The Knesset will not hold the final votes on the so-called police recommendations bill on Monday after the opposition lodged thousands of objections to the proposed legislation, stalling it in committee.
Coalition lawmakers spent four and a half hours on Monday morning rejecting the opposition’s 1,200 proposed amendments in the Knesset’s Internal Affairs Committee, before chairman David Amsalem — the Likud MK who also authored the bill — announced the panel would pick up again on Wednesday morning.
It was not immediately clear when the final plenary votes, which would pass the bill into law, would take place. The second and third plenary readings of the contested legislation were originally scheduled for last Monday, but were later postponed.
“The united opposition managed again to delay the recommendations bill, which is a sign and symptom of the coalition’s corruption and harm to the public interest,” tweeted opposition whip Yoel Hasson of the Zionist Union party.
Further debate about the bill — which has been criticized by both the attorney general and state prosecutor — received a surprise endorsement on Monday from President Reuven Rivlin.
“The public’s right to know is of the highest importance,” said the president, adding that “one must remember that along with that right, there are other values, including the right to presumed innocence and a good name. The tension between these two values deserves a thorough public debate.”
He admitted the issue was personal, as a criminal investigation in 2001 — since closed — thwarted his appointment as justice minister.
“It took three and a half years until the case was closed due to lack of guilt, but the personal and public damage continued to be an open wound,” said the president. “I was terribly angry. I believed I was being harassed for personal and political reasons. I understood how a man, a public figure, feels when he is exposed [to allegations of wrongdoing] without any possibility of defending his good reputation.”
The amended police bill
The committee was debating an amended version of the bill that excludes the ongoing police investigations into Prime Minister Benjamin Netanyahu and coalition chairman David Bitan.
In its final version, the bill says that in criminal cases that have an accompanying prosecutor — namely high-profile cases into politicians and public officials — police are barred, upon wrapping up the investigations and handing over the material to prosecutors, from commenting on whether there is an evidentiary basis for an indictment. However, it also states that the attorney general, state prosecution, or other prosecutors may seek police input on the evidence, should it be deemed necessary.

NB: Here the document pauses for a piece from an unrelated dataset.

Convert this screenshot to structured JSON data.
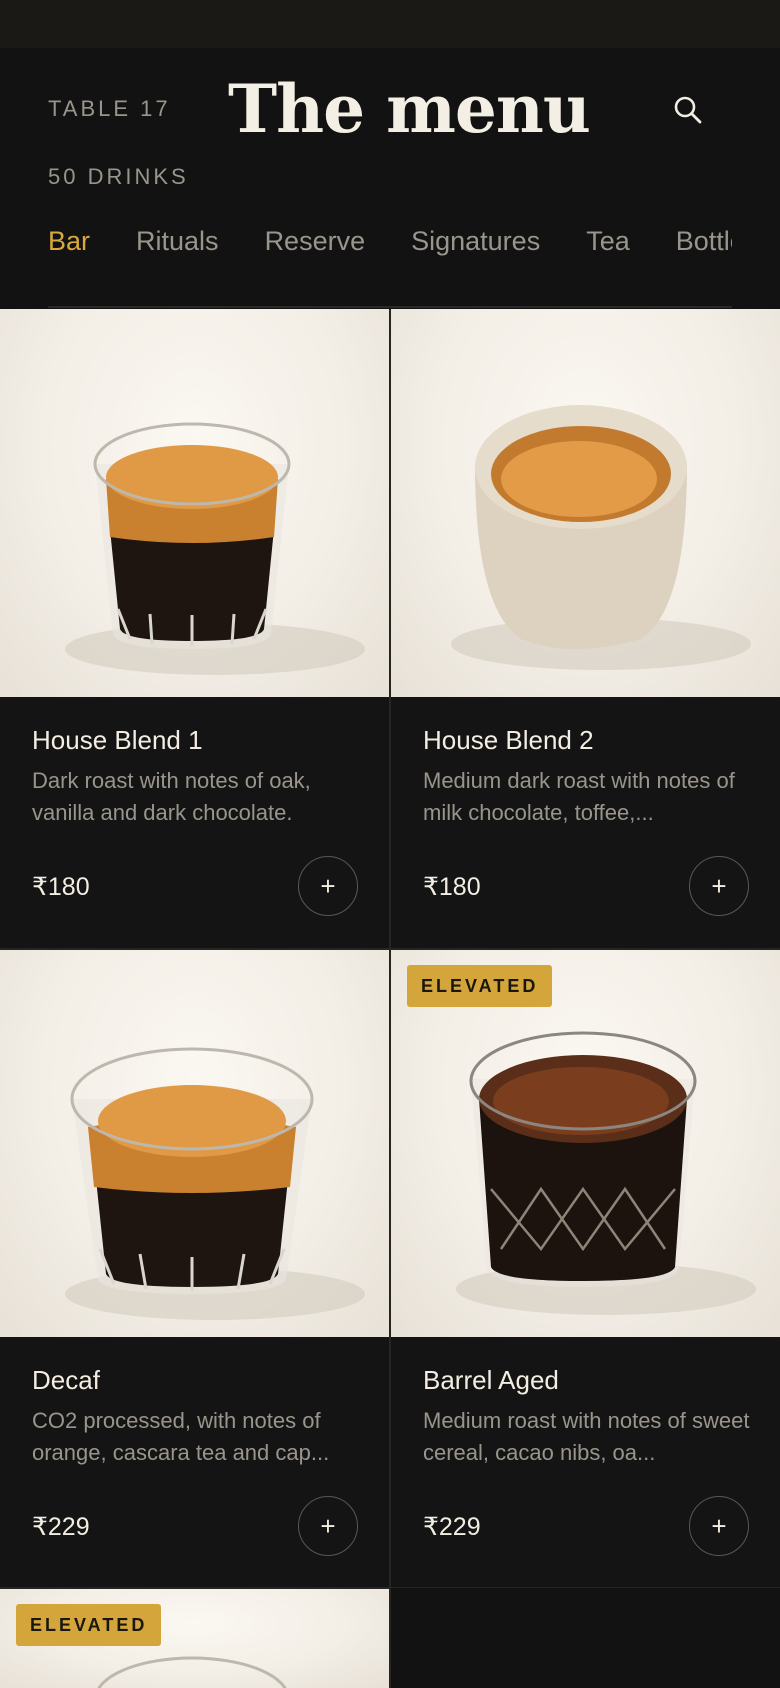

While earlier versions of the bill sought to impose a one-year jail sentence on leaks from investigators in ongoing cases, the final version merely refers to the existing clause in the penal code (117) — which is not enforced — that imposes three years’ imprisonment for leaks.
The police recommendations law would not apply to any existing cases.
Amid mounting opposition, Netanyahu said last week that the legislation was “appropriate and necessary,” but that in order to avoid the appearance that it was tailored to protect him from public fallout in his own corruption probes, it would be amended so as not to apply to him.
Before the amendment, the bill had widely been seen as an attempt by lawmakers to shield Netanyahu, from public fallout should police find sufficient evidence against him to warrant criminal charges.
Netanyahu is under investigation in two separate cases on suspicions he accepted pricey gifts from billionaire benefactors and negotiated a quid-pro-quo deal with a newspaper publisher in a bid for more favorable coverage. He denies the allegations against him.
The bill also faced additional hurdles as one of its main backers, coalition whip Bitan, is now a key suspect in a massive corruption and organized crime investigation in the Rishon Lezion municipality, a yearlong probe that became public on Sunday with a wave of arrests of city officials.
In its final version, the bill states that in most cases, police may not explicitly recommend whether an indictment is warranted. They may, however, state whether there is an evidentiary basis for an indictment, according to the bill. This is consistent with existing police practices.